+++ WORKING DATA +++

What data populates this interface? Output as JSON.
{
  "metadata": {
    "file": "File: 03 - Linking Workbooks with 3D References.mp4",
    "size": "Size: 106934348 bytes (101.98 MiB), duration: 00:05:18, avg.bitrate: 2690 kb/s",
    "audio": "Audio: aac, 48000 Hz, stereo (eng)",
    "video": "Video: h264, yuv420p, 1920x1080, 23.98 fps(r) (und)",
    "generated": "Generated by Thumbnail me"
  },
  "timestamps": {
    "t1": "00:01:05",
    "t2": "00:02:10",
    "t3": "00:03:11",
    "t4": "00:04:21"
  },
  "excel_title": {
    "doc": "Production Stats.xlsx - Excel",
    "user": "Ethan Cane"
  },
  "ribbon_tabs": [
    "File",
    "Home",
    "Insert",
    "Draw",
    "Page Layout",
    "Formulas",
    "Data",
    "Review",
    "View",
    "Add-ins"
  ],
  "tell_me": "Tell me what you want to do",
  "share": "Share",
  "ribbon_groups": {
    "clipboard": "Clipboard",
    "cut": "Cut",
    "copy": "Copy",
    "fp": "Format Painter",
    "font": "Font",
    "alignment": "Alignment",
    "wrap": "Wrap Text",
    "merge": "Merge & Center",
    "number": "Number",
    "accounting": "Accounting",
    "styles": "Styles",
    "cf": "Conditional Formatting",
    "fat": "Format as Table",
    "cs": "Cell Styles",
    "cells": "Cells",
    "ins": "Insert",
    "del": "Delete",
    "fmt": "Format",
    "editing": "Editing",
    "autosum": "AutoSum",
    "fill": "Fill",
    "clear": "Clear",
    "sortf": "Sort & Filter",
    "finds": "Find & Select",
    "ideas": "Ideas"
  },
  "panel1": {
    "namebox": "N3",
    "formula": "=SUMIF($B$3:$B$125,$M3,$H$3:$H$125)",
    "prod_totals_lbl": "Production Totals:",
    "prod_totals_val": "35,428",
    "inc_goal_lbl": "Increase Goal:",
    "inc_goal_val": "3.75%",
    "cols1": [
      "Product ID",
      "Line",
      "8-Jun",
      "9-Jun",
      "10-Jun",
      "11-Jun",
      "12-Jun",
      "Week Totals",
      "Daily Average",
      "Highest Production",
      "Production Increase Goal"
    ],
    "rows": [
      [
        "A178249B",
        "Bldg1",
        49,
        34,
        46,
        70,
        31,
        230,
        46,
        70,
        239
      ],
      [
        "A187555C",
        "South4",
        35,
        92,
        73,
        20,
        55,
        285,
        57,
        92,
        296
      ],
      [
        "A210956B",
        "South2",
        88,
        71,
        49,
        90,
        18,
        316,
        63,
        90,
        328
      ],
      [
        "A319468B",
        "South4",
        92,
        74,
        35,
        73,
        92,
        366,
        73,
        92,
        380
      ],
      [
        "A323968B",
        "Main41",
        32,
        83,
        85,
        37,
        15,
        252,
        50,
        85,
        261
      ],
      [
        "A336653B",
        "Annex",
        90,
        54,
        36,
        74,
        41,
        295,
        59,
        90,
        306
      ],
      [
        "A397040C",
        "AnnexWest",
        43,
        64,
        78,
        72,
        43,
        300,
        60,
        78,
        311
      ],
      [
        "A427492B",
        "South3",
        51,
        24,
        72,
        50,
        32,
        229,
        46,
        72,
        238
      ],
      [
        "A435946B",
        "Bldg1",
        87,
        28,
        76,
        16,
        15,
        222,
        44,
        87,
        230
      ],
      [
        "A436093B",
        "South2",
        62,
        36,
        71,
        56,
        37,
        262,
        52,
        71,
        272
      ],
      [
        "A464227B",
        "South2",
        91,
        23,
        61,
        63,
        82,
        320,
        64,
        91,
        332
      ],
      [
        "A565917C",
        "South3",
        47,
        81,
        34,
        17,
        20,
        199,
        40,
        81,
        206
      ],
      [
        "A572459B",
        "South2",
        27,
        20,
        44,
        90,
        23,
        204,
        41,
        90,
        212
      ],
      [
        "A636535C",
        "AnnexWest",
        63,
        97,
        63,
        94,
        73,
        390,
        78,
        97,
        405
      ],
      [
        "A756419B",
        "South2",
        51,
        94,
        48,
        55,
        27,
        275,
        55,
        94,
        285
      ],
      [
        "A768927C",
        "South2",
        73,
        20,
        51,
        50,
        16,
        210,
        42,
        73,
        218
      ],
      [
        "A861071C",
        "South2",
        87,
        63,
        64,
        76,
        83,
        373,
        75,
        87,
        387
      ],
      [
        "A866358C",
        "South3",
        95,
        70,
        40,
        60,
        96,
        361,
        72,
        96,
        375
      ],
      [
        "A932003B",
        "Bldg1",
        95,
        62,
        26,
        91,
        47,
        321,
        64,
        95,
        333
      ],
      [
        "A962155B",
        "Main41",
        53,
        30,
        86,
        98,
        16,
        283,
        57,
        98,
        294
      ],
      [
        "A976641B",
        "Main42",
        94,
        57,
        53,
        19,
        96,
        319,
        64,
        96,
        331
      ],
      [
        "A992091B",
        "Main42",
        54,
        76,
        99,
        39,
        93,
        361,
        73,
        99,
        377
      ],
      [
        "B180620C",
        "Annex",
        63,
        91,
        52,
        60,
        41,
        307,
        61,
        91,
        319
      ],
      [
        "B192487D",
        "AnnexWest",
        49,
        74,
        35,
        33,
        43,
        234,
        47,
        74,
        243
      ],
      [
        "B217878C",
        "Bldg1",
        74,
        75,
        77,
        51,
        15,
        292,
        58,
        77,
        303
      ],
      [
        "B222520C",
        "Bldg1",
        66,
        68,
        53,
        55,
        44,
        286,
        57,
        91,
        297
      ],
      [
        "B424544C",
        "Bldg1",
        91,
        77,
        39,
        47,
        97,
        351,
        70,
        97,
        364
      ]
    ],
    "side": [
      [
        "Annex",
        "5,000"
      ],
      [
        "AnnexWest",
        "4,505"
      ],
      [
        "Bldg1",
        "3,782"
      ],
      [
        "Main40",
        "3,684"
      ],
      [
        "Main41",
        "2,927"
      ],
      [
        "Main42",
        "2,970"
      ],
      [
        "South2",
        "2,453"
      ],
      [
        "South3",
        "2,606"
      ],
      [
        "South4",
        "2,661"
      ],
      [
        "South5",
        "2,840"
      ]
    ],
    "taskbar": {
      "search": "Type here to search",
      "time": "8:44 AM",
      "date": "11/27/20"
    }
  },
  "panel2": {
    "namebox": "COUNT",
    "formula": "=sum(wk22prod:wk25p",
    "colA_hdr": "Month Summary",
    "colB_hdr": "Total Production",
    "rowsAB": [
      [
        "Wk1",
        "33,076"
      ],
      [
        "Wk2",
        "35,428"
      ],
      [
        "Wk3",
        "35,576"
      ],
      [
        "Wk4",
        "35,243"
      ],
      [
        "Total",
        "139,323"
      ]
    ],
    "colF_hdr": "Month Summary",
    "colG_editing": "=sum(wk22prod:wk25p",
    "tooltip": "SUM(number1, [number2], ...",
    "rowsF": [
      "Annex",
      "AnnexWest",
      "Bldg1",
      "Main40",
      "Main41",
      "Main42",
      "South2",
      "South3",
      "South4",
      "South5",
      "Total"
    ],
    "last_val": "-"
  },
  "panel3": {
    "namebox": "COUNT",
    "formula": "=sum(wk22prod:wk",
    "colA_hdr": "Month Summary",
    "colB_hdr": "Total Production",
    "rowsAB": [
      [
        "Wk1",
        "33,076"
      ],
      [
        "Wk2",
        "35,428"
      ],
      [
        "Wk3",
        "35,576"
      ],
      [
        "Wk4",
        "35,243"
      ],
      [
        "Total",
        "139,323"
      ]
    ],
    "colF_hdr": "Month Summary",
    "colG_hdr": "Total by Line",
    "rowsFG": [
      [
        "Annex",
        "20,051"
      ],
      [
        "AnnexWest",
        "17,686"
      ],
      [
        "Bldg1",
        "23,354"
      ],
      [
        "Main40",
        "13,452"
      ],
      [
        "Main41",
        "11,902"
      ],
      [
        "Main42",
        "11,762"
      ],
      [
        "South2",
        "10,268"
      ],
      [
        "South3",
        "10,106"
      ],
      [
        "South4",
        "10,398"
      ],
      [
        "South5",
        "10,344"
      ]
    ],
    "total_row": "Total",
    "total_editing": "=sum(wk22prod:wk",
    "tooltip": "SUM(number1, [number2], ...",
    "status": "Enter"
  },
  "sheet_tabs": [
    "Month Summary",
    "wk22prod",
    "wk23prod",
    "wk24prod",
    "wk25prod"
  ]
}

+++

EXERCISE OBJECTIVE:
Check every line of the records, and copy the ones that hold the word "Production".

RESPONSE BELOW:
    "doc": "Production Stats.xlsx - Excel",
    "prod_totals_lbl": "Production Totals:",
      "Highest Production",
      "Production Increase Goal"
    "colB_hdr": "Total Production",
    "colB_hdr": "Total Production",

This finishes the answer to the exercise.